_Your instructions_
Find each line of the entries with the string "JSON", please, and copy it.

_Items from an interface collection_
- - -
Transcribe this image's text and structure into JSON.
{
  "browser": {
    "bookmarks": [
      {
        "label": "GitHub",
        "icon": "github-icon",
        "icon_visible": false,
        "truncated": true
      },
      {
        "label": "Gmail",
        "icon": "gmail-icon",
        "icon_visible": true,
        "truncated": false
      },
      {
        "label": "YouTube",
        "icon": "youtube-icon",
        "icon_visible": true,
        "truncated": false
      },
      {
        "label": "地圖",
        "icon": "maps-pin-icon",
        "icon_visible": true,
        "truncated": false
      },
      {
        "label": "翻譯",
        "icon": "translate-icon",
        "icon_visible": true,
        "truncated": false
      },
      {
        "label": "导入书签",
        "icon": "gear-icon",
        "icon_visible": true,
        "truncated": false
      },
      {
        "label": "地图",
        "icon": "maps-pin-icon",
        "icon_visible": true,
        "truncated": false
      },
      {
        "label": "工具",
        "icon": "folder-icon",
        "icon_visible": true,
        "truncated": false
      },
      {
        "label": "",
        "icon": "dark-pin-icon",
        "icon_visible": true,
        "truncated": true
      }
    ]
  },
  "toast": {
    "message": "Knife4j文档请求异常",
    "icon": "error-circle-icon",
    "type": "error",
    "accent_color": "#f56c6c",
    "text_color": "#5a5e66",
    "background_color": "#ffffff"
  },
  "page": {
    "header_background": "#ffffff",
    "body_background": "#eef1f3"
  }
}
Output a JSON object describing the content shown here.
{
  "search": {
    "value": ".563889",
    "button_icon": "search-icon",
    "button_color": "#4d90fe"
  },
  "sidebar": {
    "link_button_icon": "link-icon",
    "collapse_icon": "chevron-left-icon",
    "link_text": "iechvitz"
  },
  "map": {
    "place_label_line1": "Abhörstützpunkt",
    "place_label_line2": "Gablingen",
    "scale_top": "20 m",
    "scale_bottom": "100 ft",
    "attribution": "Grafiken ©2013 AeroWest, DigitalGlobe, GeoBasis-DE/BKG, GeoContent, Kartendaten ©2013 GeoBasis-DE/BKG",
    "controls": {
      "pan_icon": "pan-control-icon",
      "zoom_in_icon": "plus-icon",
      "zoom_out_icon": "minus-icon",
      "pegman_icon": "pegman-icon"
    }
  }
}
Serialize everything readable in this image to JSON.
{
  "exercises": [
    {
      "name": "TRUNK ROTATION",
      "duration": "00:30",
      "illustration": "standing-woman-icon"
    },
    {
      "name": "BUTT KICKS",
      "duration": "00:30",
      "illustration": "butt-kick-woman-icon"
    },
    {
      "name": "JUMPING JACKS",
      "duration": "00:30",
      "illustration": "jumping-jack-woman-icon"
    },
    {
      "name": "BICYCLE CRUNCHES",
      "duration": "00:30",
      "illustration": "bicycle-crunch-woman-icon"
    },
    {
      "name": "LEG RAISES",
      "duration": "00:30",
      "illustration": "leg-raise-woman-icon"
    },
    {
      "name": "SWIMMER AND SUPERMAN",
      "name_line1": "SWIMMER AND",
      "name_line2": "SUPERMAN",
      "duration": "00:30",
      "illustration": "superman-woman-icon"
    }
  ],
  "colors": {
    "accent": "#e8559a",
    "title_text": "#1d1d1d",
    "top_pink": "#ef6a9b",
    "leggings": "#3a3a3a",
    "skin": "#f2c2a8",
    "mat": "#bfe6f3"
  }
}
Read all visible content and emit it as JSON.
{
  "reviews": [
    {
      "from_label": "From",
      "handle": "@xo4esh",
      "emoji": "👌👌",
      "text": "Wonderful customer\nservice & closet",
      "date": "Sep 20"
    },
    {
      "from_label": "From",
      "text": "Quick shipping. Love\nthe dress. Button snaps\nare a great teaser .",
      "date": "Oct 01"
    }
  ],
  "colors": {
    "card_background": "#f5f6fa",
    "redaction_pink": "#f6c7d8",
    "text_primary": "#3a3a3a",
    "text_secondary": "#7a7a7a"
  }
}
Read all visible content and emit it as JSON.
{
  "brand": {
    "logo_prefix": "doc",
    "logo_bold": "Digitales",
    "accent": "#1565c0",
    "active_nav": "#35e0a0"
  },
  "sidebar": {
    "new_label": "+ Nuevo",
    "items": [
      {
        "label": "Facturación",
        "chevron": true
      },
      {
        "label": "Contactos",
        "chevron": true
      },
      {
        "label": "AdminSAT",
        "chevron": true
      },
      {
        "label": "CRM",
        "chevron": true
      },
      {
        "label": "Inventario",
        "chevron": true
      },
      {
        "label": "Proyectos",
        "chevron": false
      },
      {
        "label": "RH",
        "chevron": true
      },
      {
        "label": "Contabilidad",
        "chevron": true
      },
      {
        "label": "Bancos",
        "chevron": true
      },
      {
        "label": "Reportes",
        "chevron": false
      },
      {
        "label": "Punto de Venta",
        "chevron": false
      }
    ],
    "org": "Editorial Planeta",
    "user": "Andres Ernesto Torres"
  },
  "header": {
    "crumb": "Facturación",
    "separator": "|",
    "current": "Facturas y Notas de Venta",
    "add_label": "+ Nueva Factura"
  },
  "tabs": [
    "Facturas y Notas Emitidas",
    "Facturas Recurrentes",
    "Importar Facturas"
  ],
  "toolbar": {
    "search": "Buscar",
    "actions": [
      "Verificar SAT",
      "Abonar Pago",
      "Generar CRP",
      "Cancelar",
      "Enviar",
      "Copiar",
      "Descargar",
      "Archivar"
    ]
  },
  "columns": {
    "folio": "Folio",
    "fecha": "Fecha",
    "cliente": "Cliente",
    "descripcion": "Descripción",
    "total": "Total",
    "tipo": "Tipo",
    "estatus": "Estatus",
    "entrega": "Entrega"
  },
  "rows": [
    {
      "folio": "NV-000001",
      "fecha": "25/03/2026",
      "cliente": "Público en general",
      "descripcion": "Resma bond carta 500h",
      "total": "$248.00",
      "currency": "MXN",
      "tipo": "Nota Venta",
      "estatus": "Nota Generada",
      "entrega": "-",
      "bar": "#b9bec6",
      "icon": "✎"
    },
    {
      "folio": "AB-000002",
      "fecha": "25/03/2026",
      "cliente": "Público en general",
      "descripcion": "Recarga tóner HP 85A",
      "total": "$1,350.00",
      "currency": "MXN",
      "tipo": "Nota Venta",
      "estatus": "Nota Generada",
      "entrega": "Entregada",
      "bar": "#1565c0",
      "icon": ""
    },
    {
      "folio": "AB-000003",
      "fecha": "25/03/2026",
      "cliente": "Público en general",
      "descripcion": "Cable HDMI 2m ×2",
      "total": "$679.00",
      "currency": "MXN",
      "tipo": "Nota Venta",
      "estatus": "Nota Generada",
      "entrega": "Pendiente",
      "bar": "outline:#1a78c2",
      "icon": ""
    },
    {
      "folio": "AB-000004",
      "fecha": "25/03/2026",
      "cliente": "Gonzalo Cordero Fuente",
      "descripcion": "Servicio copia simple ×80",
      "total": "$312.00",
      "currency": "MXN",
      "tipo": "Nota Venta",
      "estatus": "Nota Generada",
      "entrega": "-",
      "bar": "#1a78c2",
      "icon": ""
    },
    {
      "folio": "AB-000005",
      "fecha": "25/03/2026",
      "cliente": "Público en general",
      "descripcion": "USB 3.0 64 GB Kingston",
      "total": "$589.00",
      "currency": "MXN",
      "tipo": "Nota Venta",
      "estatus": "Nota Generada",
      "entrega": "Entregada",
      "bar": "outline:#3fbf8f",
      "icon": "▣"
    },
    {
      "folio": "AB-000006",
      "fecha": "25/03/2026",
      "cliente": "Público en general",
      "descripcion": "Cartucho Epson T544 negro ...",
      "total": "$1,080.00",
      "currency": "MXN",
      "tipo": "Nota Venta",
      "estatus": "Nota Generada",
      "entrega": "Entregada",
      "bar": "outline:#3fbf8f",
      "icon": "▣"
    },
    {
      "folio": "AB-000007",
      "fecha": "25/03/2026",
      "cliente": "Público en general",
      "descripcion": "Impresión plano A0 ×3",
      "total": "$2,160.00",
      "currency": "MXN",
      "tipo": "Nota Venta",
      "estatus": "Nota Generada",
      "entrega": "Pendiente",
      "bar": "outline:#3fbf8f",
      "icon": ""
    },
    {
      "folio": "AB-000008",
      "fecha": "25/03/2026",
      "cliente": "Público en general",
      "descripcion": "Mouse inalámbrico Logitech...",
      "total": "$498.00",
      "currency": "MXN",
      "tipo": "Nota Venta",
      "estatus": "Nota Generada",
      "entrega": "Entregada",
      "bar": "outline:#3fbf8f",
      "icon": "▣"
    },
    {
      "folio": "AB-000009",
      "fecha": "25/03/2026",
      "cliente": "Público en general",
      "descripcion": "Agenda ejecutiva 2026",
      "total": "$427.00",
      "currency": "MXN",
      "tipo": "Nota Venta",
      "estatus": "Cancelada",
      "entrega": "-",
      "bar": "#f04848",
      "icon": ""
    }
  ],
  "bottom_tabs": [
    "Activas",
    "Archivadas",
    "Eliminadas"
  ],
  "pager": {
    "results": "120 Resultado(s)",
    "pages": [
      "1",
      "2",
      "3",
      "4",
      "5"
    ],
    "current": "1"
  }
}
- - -
_Your response_
Transcribe this image's text and structure into JSON.
Output a JSON object describing the content shown here.
Serialize everything readable in this image to JSON.
Read all visible content and emit it as JSON.
Read all visible content and emit it as JSON.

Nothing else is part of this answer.